Why do you think you have been so successful?

Well at the gigs we see old school ex- ravers and younger pop fans. It’s the most mixed audience you’ve ever seen. But we try to stay behind the music – we’re not in the press materials or videos. The music speaks for itself.

The message we’re trying to bring is positivity. We have a wicked family vibe when we perform. There are nine of us on there. People see us enjoying ourselves and they enjoy themselves too. It’s more like a James Brown-sort of school of thought – every person on stage has their moment. We’re bringing positivity in the lyrics and a bit of happiness to dark times.

What are your thoughts on the current health of dance music in the UK?

It seems like it’s in the best place it’s ever been. You’ve got acts like Disclosure who came through at the same time as us. They’re playing undiluted dance music in the mainstream. People are listening to it and it’s getting in the charts. It’s in a really good place.

We’re in America right now in New York playing jungle music which first came out of London. It’s come pretty far man.

Have you got any advice for aspiring songwriters?

Stubbornness and persistency are two of the most important qualities if you’re working in music. There’ll be a lot of obstacles which could set you back. You won’t make any money at the start.

You need to be able to work with people, listen and collaborate. Making music is not something you can do entirely on your own. That’s something which has taken me years to learn.

What’s next for Rudimental?
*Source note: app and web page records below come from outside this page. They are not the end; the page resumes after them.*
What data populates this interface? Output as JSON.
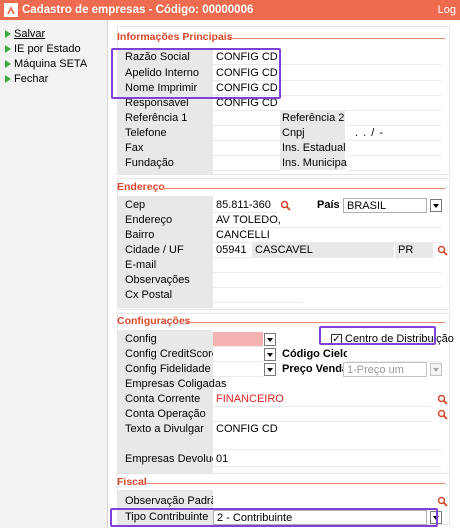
{
  "window": {
    "title": "Cadastro de empresas - Código: 00000006",
    "log_label": "Log"
  },
  "sidebar": {
    "items": [
      {
        "label": "Salvar",
        "icon": "play-icon"
      },
      {
        "label": "IE por Estado",
        "icon": "play-icon"
      },
      {
        "label": "Máquina SETA",
        "icon": "play-icon"
      },
      {
        "label": "Fechar",
        "icon": "play-icon"
      }
    ]
  },
  "info": {
    "title": "Informações Principais",
    "razao_social_label": "Razão Social",
    "razao_social": "CONFIG CD",
    "apelido_label": "Apelido Interno",
    "apelido": "CONFIG CD",
    "nome_imprimir_label": "Nome Imprimir",
    "nome_imprimir": "CONFIG CD",
    "responsavel_label": "Responsável",
    "responsavel": "CONFIG CD",
    "referencia1_label": "Referência 1",
    "referencia1": "",
    "referencia2_label": "Referência 2",
    "referencia2": "",
    "telefone_label": "Telefone",
    "telefone": "",
    "cnpj_label": "Cnpj",
    "cnpj": ". . /  -",
    "fax_label": "Fax",
    "fax": "",
    "ins_estadual_label": "Ins. Estadual",
    "ins_estadual": "",
    "fundacao_label": "Fundação",
    "fundacao": "",
    "ins_municipal_label": "Ins. Municipal",
    "ins_municipal": ""
  },
  "endereco": {
    "title": "Endereço",
    "cep_label": "Cep",
    "cep": "85.811-360",
    "pais_label": "País",
    "pais": "BRASIL",
    "endereco_label": "Endereço",
    "endereco": "AV TOLEDO,",
    "bairro_label": "Bairro",
    "bairro": "CANCELLI",
    "cidade_label": "Cidade / UF",
    "cidade_code": "05941",
    "cidade": "CASCAVEL",
    "uf": "PR",
    "email_label": "E-mail",
    "email": "",
    "observacoes_label": "Observações",
    "observacoes": "",
    "cx_postal_label": "Cx Postal",
    "cx_postal": ""
  },
  "configuracoes": {
    "title": "Configurações",
    "config_label": "Config",
    "config": "",
    "centro_label": "Centro de Distribuição",
    "centro_checked": true,
    "creditscore_label": "Config CreditScore",
    "creditscore": "",
    "codigo_cielo_label": "Código Cielo",
    "codigo_cielo": "",
    "fidelidade_label": "Config Fidelidade",
    "fidelidade": "",
    "preco_venda_label": "Preço Venda",
    "preco_venda": "1-Preço um",
    "coligadas_label": "Empresas Coligadas",
    "conta_corrente_label": "Conta Corrente",
    "conta_corrente": "FINANCEIRO",
    "conta_operacao_label": "Conta Operação",
    "conta_operacao": "",
    "texto_label": "Texto a Divulgar",
    "texto": "CONFIG CD",
    "devolucoes_label": "Empresas Devoluções",
    "devolucoes": "01"
  },
  "fiscal": {
    "title": "Fiscal",
    "obs_padrao_label": "Observação Padrão",
    "obs_padrao": "",
    "tipo_contribuinte_label": "Tipo Contribuinte",
    "tipo_contribuinte": "2 - Contribuinte"
  },
  "colors": {
    "accent": "#ee6b4f",
    "section_title": "#d9482b",
    "highlight": "#7e42d8",
    "link_red": "#e01f1f"
  }
}
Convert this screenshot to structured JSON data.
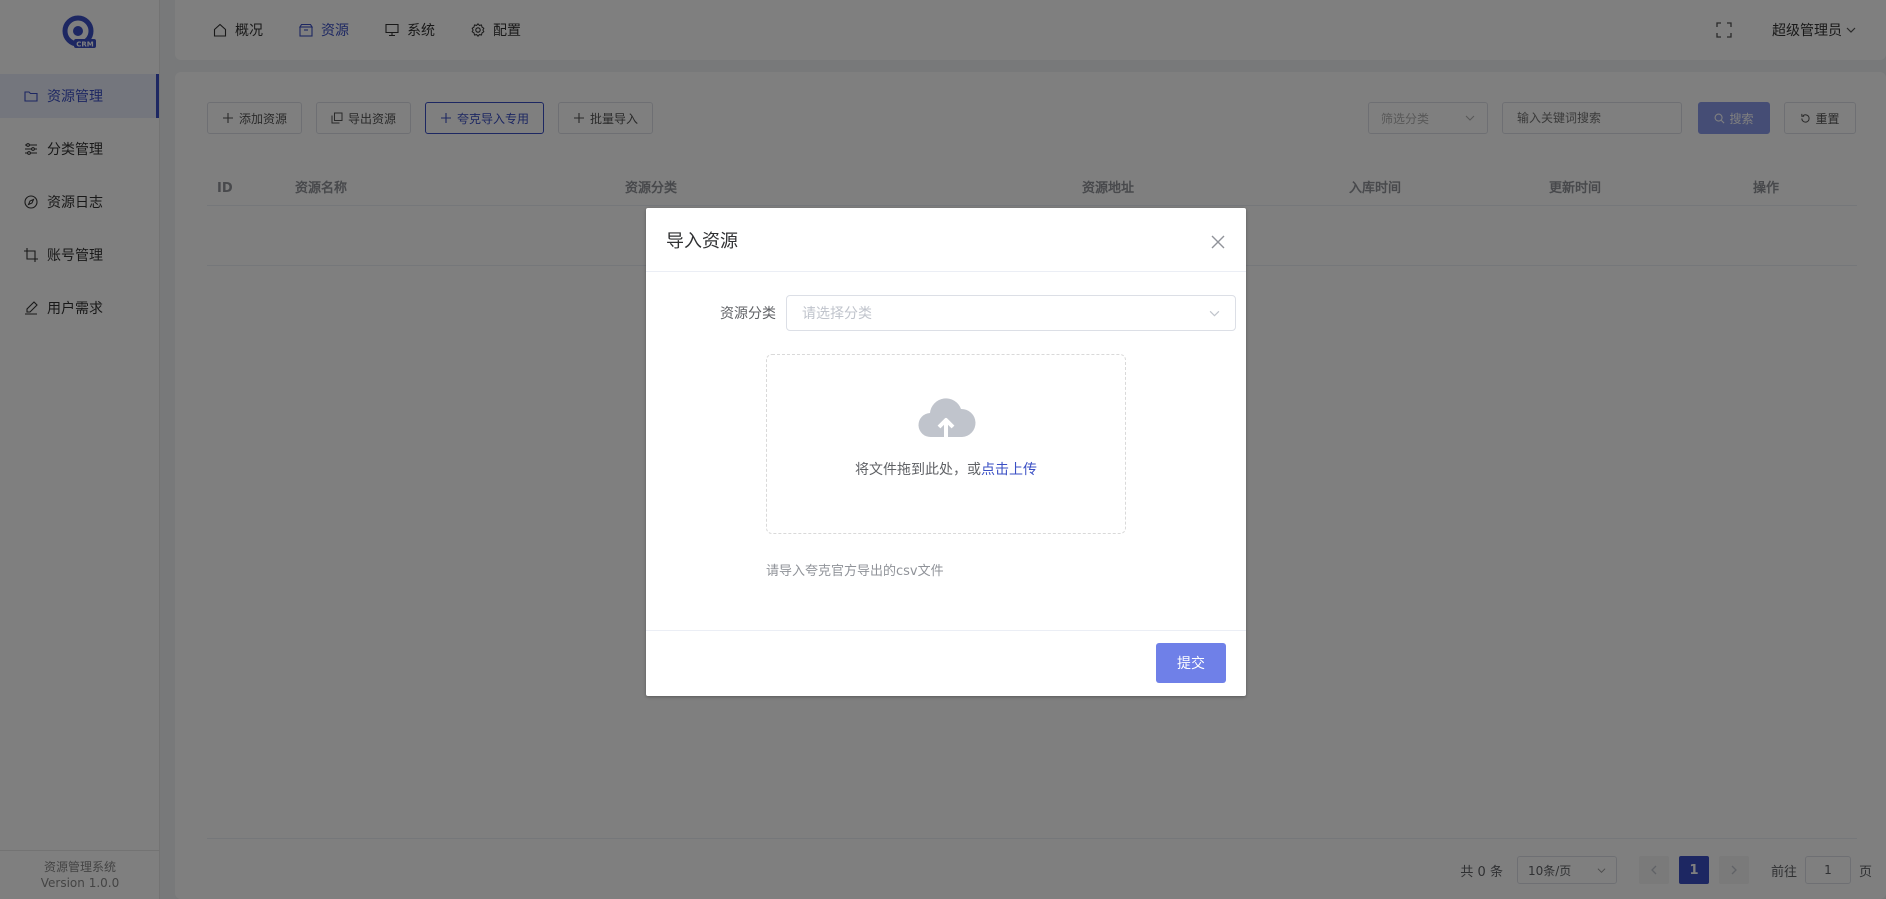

We’re planning an album but we’ve still got a lot to do in terms of getting the message across with Home. People still come to our shows expecting to see a DJ. They don’t realise we’re a full live band. So there’s still work to do in playing and educating people on what it’s all about.

We’re always writing wherever we are. It doesn’t matter whether we’re here or there. It’s a continuous process. We’ve got a lot more coming. We’ve only just scratched the surface.